Culture and tourism are also playing important roles in the relationship between Turkey and Korea. As the Korea Economic Institute’s Director of Communications Jenna Gibson notes, there are several collaborations in the entertainment industry such as CJ E&M’s establishment of a Turkish unit after CJ-CGV’s acquisition of Turkey’s largest cinema chain, Mars Entertainment.
Turkish fans had the opportunity to see K-pop in person back in 2012 when former DBSK boyband member Kim Jae-joong attended a fan meeting at Ankara University and a state dinner with then-Turkish president Abdullah Gul and then-South Korean president Lee Myung-bak.
Turkish culture, however, is still largely unknown in Korea.
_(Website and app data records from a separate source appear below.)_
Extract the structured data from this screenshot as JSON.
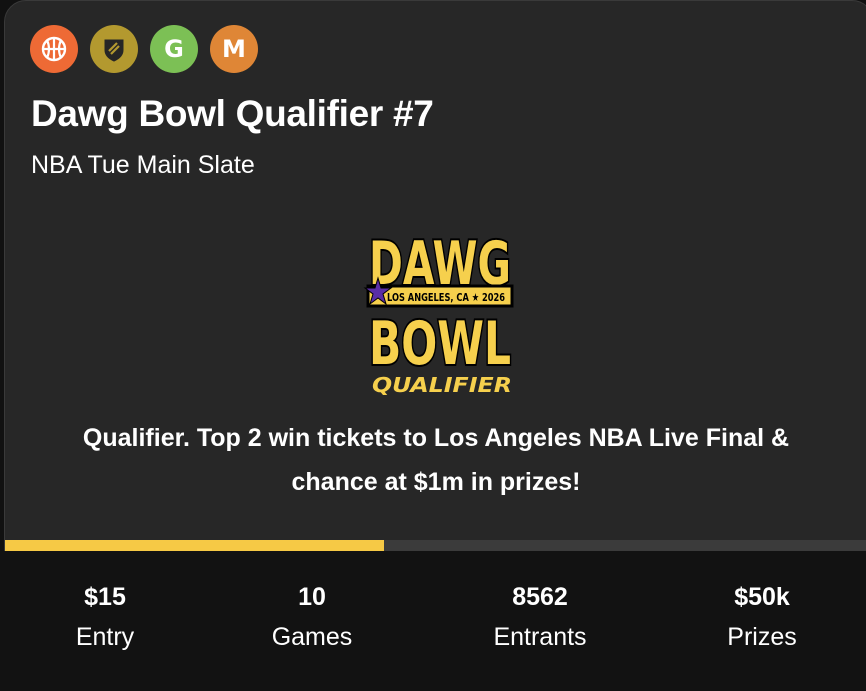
{
  "contest": {
    "title": "Dawg Bowl Qualifier #7",
    "subtitle": "NBA Tue Main Slate",
    "description_line1": "Qualifier. Top 2 win tickets to Los Angeles NBA Live Final &",
    "description_line2": "chance at $1m in prizes!",
    "progress_fraction": 0.44
  },
  "badges": [
    {
      "icon": "basketball-icon",
      "color": "#ee6a35"
    },
    {
      "icon": "shield-icon",
      "color": "#b3992f"
    },
    {
      "letter": "G",
      "color": "#7cc055"
    },
    {
      "letter": "M",
      "color": "#df8636"
    }
  ],
  "logo": {
    "line1": "DAWG",
    "ribbon": "LOS ANGELES, CA ★ 2026",
    "line2": "BOWL",
    "tag": "QUALIFIER",
    "yellow": "#f6d04d",
    "purple": "#5a2ea6"
  },
  "stats": [
    {
      "value": "$15",
      "label": "Entry"
    },
    {
      "value": "10",
      "label": "Games"
    },
    {
      "value": "8562",
      "label": "Entrants"
    },
    {
      "value": "$50k",
      "label": "Prizes"
    }
  ]
}
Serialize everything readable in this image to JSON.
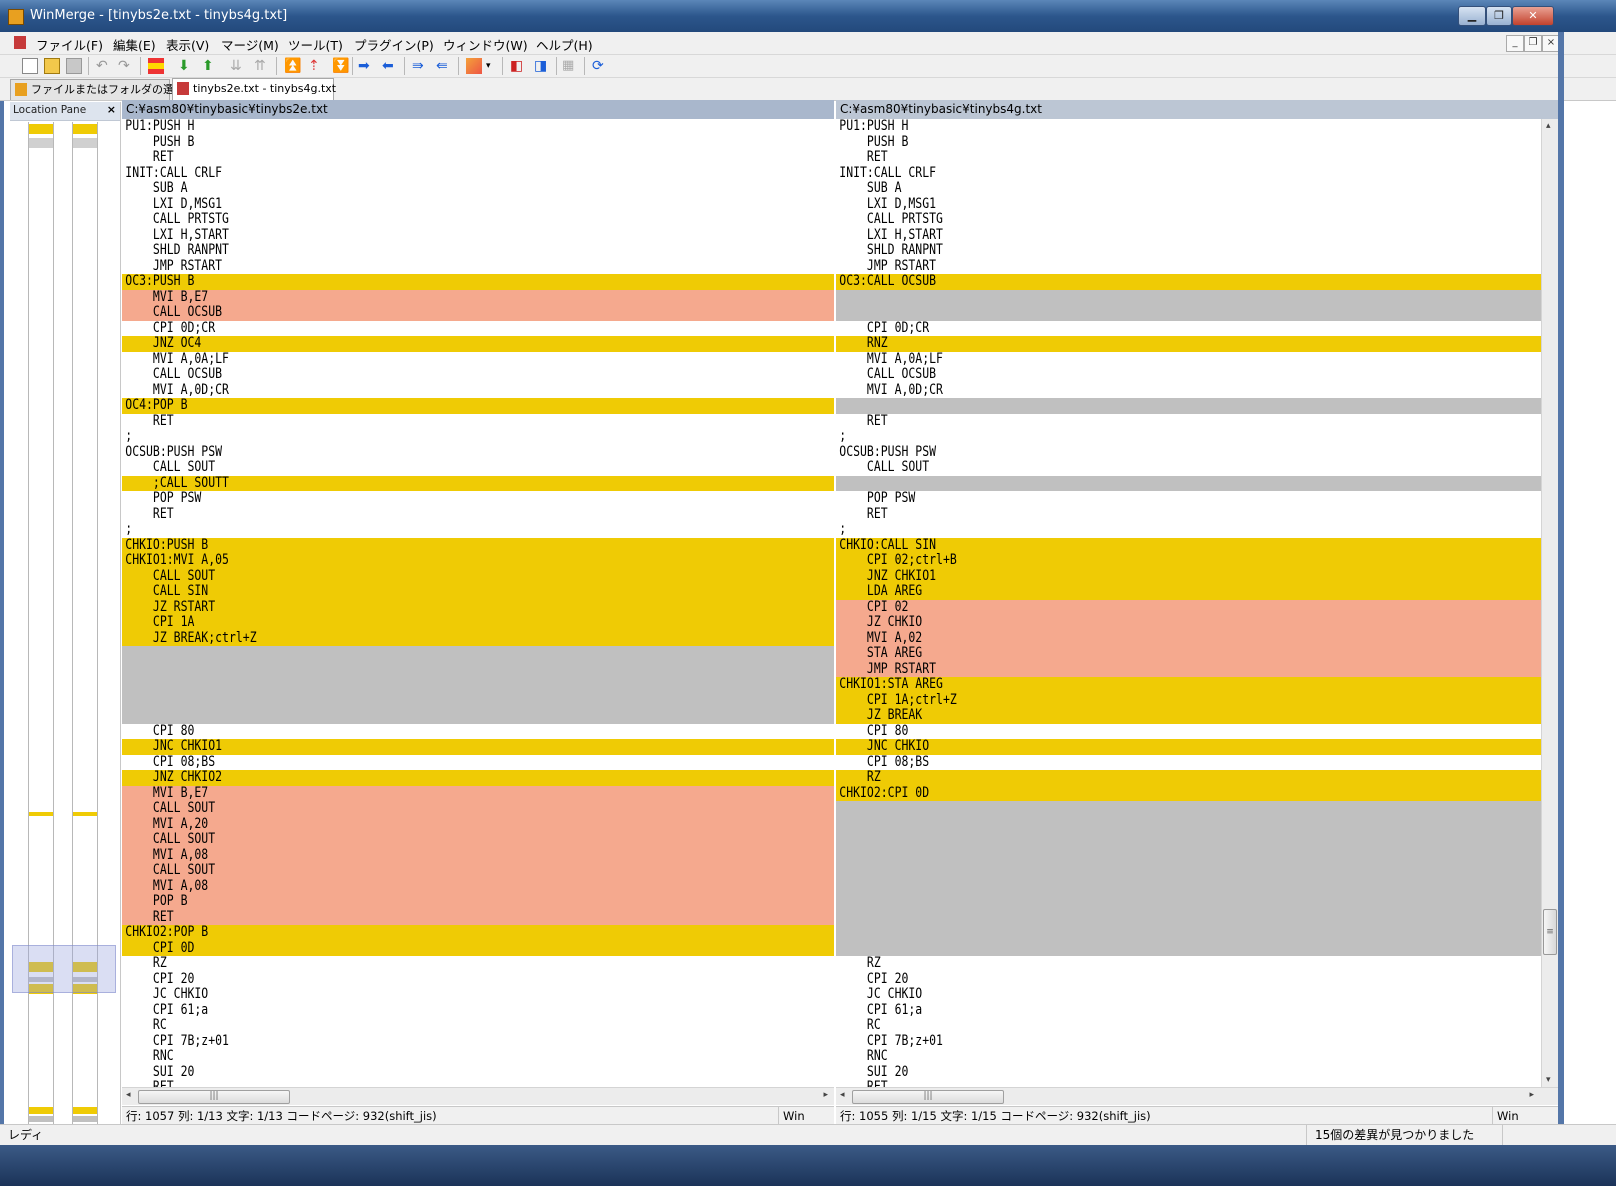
{
  "window": {
    "title": "WinMerge - [tinybs2e.txt - tinybs4g.txt]"
  },
  "menu": [
    "ファイル(F)",
    "編集(E)",
    "表示(V)",
    "マージ(M)",
    "ツール(T)",
    "プラグイン(P)",
    "ウィンドウ(W)",
    "ヘルプ(H)"
  ],
  "tabs": [
    {
      "label": "ファイルまたはフォルダの選択..."
    },
    {
      "label": "tinybs2e.txt - tinybs4g.txt",
      "active": true
    }
  ],
  "location_pane": {
    "title": "Location Pane",
    "close": "×"
  },
  "left": {
    "path": "C:¥asm80¥tinybasic¥tinybs2e.txt",
    "status": "行: 1057  列: 1/13  文字: 1/13  コードページ: 932(shift_jis)",
    "eol": "Win",
    "lines": [
      {
        "t": "PU1:PUSH H",
        "s": ""
      },
      {
        "t": "    PUSH B",
        "s": ""
      },
      {
        "t": "    RET",
        "s": ""
      },
      {
        "t": "INIT:CALL CRLF",
        "s": ""
      },
      {
        "t": "    SUB A",
        "s": ""
      },
      {
        "t": "    LXI D,MSG1",
        "s": ""
      },
      {
        "t": "    CALL PRTSTG",
        "s": ""
      },
      {
        "t": "    LXI H,START",
        "s": ""
      },
      {
        "t": "    SHLD RANPNT",
        "s": ""
      },
      {
        "t": "    JMP RSTART",
        "s": ""
      },
      {
        "t": "OC3:PUSH B",
        "s": "diff"
      },
      {
        "t": "    MVI B,E7",
        "s": "edit"
      },
      {
        "t": "    CALL OCSUB",
        "s": "edit"
      },
      {
        "t": "    CPI 0D;CR",
        "s": ""
      },
      {
        "t": "    JNZ OC4",
        "s": "diff"
      },
      {
        "t": "    MVI A,0A;LF",
        "s": ""
      },
      {
        "t": "    CALL OCSUB",
        "s": ""
      },
      {
        "t": "    MVI A,0D;CR",
        "s": ""
      },
      {
        "t": "OC4:POP B",
        "s": "diff"
      },
      {
        "t": "    RET",
        "s": ""
      },
      {
        "t": ";",
        "s": ""
      },
      {
        "t": "OCSUB:PUSH PSW",
        "s": ""
      },
      {
        "t": "    CALL SOUT",
        "s": ""
      },
      {
        "t": "    ;CALL SOUTT",
        "s": "diff"
      },
      {
        "t": "    POP PSW",
        "s": ""
      },
      {
        "t": "    RET",
        "s": ""
      },
      {
        "t": ";",
        "s": ""
      },
      {
        "t": "CHKIO:PUSH B",
        "s": "diff"
      },
      {
        "t": "CHKIO1:MVI A,05",
        "s": "diff"
      },
      {
        "t": "    CALL SOUT",
        "s": "diff"
      },
      {
        "t": "    CALL SIN",
        "s": "diff"
      },
      {
        "t": "    JZ RSTART",
        "s": "diff"
      },
      {
        "t": "    CPI 1A",
        "s": "diff"
      },
      {
        "t": "    JZ BREAK;ctrl+Z",
        "s": "diff"
      },
      {
        "t": "",
        "s": "ghost"
      },
      {
        "t": "",
        "s": "ghost"
      },
      {
        "t": "",
        "s": "ghost"
      },
      {
        "t": "",
        "s": "ghost"
      },
      {
        "t": "",
        "s": "ghost"
      },
      {
        "t": "    CPI 80",
        "s": ""
      },
      {
        "t": "    JNC CHKIO1",
        "s": "diff"
      },
      {
        "t": "    CPI 08;BS",
        "s": ""
      },
      {
        "t": "    JNZ CHKIO2",
        "s": "diff"
      },
      {
        "t": "    MVI B,E7",
        "s": "edit"
      },
      {
        "t": "    CALL SOUT",
        "s": "edit"
      },
      {
        "t": "    MVI A,20",
        "s": "edit"
      },
      {
        "t": "    CALL SOUT",
        "s": "edit"
      },
      {
        "t": "    MVI A,08",
        "s": "edit"
      },
      {
        "t": "    CALL SOUT",
        "s": "edit"
      },
      {
        "t": "    MVI A,08",
        "s": "edit"
      },
      {
        "t": "    POP B",
        "s": "edit"
      },
      {
        "t": "    RET",
        "s": "edit"
      },
      {
        "t": "CHKIO2:POP B",
        "s": "diff"
      },
      {
        "t": "    CPI 0D",
        "s": "diff"
      },
      {
        "t": "    RZ",
        "s": ""
      },
      {
        "t": "    CPI 20",
        "s": ""
      },
      {
        "t": "    JC CHKIO",
        "s": ""
      },
      {
        "t": "    CPI 61;a",
        "s": ""
      },
      {
        "t": "    RC",
        "s": ""
      },
      {
        "t": "    CPI 7B;z+01",
        "s": ""
      },
      {
        "t": "    RNC",
        "s": ""
      },
      {
        "t": "    SUI 20",
        "s": ""
      },
      {
        "t": "    RET",
        "s": ""
      }
    ]
  },
  "right": {
    "path": "C:¥asm80¥tinybasic¥tinybs4g.txt",
    "status": "行: 1055  列: 1/15  文字: 1/15  コードページ: 932(shift_jis)",
    "eol": "Win",
    "lines": [
      {
        "t": "PU1:PUSH H",
        "s": ""
      },
      {
        "t": "    PUSH B",
        "s": ""
      },
      {
        "t": "    RET",
        "s": ""
      },
      {
        "t": "INIT:CALL CRLF",
        "s": ""
      },
      {
        "t": "    SUB A",
        "s": ""
      },
      {
        "t": "    LXI D,MSG1",
        "s": ""
      },
      {
        "t": "    CALL PRTSTG",
        "s": ""
      },
      {
        "t": "    LXI H,START",
        "s": ""
      },
      {
        "t": "    SHLD RANPNT",
        "s": ""
      },
      {
        "t": "    JMP RSTART",
        "s": ""
      },
      {
        "t": "OC3:CALL OCSUB",
        "s": "diff"
      },
      {
        "t": "",
        "s": "ghost"
      },
      {
        "t": "",
        "s": "ghost"
      },
      {
        "t": "    CPI 0D;CR",
        "s": ""
      },
      {
        "t": "    RNZ",
        "s": "diff"
      },
      {
        "t": "    MVI A,0A;LF",
        "s": ""
      },
      {
        "t": "    CALL OCSUB",
        "s": ""
      },
      {
        "t": "    MVI A,0D;CR",
        "s": ""
      },
      {
        "t": "",
        "s": "ghost"
      },
      {
        "t": "    RET",
        "s": ""
      },
      {
        "t": ";",
        "s": ""
      },
      {
        "t": "OCSUB:PUSH PSW",
        "s": ""
      },
      {
        "t": "    CALL SOUT",
        "s": ""
      },
      {
        "t": "",
        "s": "ghost"
      },
      {
        "t": "    POP PSW",
        "s": ""
      },
      {
        "t": "    RET",
        "s": ""
      },
      {
        "t": ";",
        "s": ""
      },
      {
        "t": "CHKIO:CALL SIN",
        "s": "diff"
      },
      {
        "t": "    CPI 02;ctrl+B",
        "s": "diff"
      },
      {
        "t": "    JNZ CHKIO1",
        "s": "diff"
      },
      {
        "t": "    LDA AREG",
        "s": "diff"
      },
      {
        "t": "    CPI 02",
        "s": "edit"
      },
      {
        "t": "    JZ CHKIO",
        "s": "edit"
      },
      {
        "t": "    MVI A,02",
        "s": "edit"
      },
      {
        "t": "    STA AREG",
        "s": "edit"
      },
      {
        "t": "    JMP RSTART",
        "s": "edit"
      },
      {
        "t": "CHKIO1:STA AREG",
        "s": "diff"
      },
      {
        "t": "    CPI 1A;ctrl+Z",
        "s": "diff"
      },
      {
        "t": "    JZ BREAK",
        "s": "diff"
      },
      {
        "t": "    CPI 80",
        "s": ""
      },
      {
        "t": "    JNC CHKIO",
        "s": "diff"
      },
      {
        "t": "    CPI 08;BS",
        "s": ""
      },
      {
        "t": "    RZ",
        "s": "diff"
      },
      {
        "t": "CHKIO2:CPI 0D",
        "s": "diff"
      },
      {
        "t": "",
        "s": "ghost"
      },
      {
        "t": "",
        "s": "ghost"
      },
      {
        "t": "",
        "s": "ghost"
      },
      {
        "t": "",
        "s": "ghost"
      },
      {
        "t": "",
        "s": "ghost"
      },
      {
        "t": "",
        "s": "ghost"
      },
      {
        "t": "",
        "s": "ghost"
      },
      {
        "t": "",
        "s": "ghost"
      },
      {
        "t": "",
        "s": "ghost"
      },
      {
        "t": "",
        "s": "ghost"
      },
      {
        "t": "    RZ",
        "s": ""
      },
      {
        "t": "    CPI 20",
        "s": ""
      },
      {
        "t": "    JC CHKIO",
        "s": ""
      },
      {
        "t": "    CPI 61;a",
        "s": ""
      },
      {
        "t": "    RC",
        "s": ""
      },
      {
        "t": "    CPI 7B;z+01",
        "s": ""
      },
      {
        "t": "    RNC",
        "s": ""
      },
      {
        "t": "    SUI 20",
        "s": ""
      },
      {
        "t": "    RET",
        "s": ""
      }
    ]
  },
  "statusbar": {
    "left": "レディ",
    "right": "15個の差異が見つかりました"
  },
  "colors": {
    "diff": "#efcb05",
    "ghost": "#c0c0c0",
    "edit": "#f5a98e",
    "header": "#a9b7cc"
  }
}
Riding on the hallyu wave, though, Turkish national Sinem Kadıoğlu participated in the 2017 K-POP World Festival in Changwon aired by the Korean Broadcasting System (KBS) with her Korean song covers. One of the ways in which Turkey is setting out to expose Turkish pop culture to a Korean audience is by airing Korea’s first Turkish drama on air in November this year.
Contemporary Turkish-Korean relations have exponentially grown since the first interactions between Turkish soldiers and Korean civilians. The subsequent history between the two countries would not have occurred without the sacrifice of 741 Turkish troops, 462 of which were laid to rest in Busan. With a population that is close to 80 million, Turkey presents many business opportunities for South Korea, and South Korea continues to be an important source of technological and infrastructural aid for Turkey. As things stand, the “blood brothers” continue to seek ways of improving the exchange of their economic and cultural resources, even in the midst of complicated relations with the United States and China.
Paul Sung is currently an Intern at the Korea Economic Institute of America. The views expressed here are the author’s alone.
Photo from Dan’s photostream on flickr Creative Commons.